It's ready for prime time. Our customer count is growing exponentially, daily. Large customers. What you'll see over the next several months is it's going to get tighter and tighter integrated into everything we do. The beauty is it's part of this whole intent-based networking approach we're taking. We're driving intent-based networking. On the campus we're doing it with the Cat9K. We're now taking that to the WAN. It's not a separate piece of the puzzle, it's an integral part of our intent-based networking capability. It's fundamental to it. Eventually, you're going to move from the campus, and you're going to have workloads in the cloud and you need to connect to the cloud and branches. All of that stuff is going to happen over the WAN. Taking all of the work we're doing around segmentation, policy automation and bringing it together and more tightly integrated from end-user all the way to wherever the apps sit. We're seeing a tremendous amount of traction. We can't keep up with the activity we're seeing in the market. We're scaling this thing as hard and as fast as we can. This transition is so real.

How many customers have signed up for Cisco SD-WAN since the acquisition?

Several hundred at this point.

How do SD-WAN and intent-based networking go together?

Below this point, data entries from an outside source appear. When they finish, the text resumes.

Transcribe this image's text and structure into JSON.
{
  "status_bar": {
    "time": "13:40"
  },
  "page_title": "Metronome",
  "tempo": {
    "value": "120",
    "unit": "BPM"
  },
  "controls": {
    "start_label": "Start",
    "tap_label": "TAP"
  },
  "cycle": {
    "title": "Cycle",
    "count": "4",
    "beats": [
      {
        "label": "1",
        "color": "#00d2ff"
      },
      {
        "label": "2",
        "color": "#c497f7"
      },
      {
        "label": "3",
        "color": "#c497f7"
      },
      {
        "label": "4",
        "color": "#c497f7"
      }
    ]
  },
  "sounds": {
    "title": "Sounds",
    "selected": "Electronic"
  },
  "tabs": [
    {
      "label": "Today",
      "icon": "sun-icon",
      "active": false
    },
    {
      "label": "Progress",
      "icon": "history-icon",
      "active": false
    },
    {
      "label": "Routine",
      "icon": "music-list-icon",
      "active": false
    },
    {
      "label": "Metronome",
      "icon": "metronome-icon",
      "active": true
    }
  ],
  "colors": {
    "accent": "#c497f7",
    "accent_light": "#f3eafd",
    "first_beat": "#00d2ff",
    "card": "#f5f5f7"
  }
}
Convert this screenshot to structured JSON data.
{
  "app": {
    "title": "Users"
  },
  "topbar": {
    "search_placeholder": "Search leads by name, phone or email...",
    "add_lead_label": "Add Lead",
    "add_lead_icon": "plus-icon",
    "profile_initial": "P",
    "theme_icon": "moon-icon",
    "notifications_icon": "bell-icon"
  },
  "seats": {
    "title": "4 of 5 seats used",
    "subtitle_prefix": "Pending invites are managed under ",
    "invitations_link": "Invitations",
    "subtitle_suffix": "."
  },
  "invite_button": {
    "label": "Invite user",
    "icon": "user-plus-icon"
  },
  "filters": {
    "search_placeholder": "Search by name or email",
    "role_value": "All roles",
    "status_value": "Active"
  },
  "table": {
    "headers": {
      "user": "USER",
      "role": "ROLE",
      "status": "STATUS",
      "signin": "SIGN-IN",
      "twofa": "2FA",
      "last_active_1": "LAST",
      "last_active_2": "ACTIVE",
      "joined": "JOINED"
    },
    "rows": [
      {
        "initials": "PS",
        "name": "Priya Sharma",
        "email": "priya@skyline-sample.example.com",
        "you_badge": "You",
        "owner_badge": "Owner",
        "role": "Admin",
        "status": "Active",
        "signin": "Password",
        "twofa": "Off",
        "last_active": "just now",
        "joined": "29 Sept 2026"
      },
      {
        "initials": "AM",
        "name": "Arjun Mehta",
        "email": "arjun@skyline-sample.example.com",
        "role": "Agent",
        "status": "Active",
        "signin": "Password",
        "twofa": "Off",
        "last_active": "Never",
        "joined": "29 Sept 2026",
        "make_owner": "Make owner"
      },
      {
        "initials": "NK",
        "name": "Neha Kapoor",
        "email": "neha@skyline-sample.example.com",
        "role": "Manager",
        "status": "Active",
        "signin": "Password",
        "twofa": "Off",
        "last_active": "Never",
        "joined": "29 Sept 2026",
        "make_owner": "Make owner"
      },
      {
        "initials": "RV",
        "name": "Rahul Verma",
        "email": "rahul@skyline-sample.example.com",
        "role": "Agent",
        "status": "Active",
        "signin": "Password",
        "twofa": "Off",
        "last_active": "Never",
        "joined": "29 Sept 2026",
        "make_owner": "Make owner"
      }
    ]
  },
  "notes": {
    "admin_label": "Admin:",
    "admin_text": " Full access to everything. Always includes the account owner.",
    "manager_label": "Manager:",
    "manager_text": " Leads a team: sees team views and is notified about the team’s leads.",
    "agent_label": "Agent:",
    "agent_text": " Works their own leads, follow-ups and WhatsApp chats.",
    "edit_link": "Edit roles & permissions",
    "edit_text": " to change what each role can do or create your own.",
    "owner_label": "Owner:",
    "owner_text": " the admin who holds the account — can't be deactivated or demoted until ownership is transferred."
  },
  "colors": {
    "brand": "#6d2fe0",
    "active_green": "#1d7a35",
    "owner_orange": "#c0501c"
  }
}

Intent-based networking is all about solving business outcomes. The intent piece is we're going to achieve a business outcome by using software and orchestration and machine learning to turn all of those capabilities on in the network that delivers that business outcome. We've done that. I've used automation and orchestration to drive out my intent, how do I know if it's working? That's the analytics with Assurance. We have this whole strong analytics piece in Viptela, as well. WAN analytics. That intent doesn't stop in the campus, it needs to be extended into the WAN to workloads that sit in the cloud, workloads that sit in the branch. The idea is that Viptela becomes a part of that. SD-WAN becomes part of that. You start to build out your intent-based capabilities for an enterprise, and it goes everywhere. You've got to get visibility everywhere... There's a tremendous amount of excitement for this, and it's pervasive. Our customers want these capabilities and now that we're using software and orchestrion to make it much, much easier, it helps a lot. You see them very excited about the capabilities, and partners are fundamental to our success.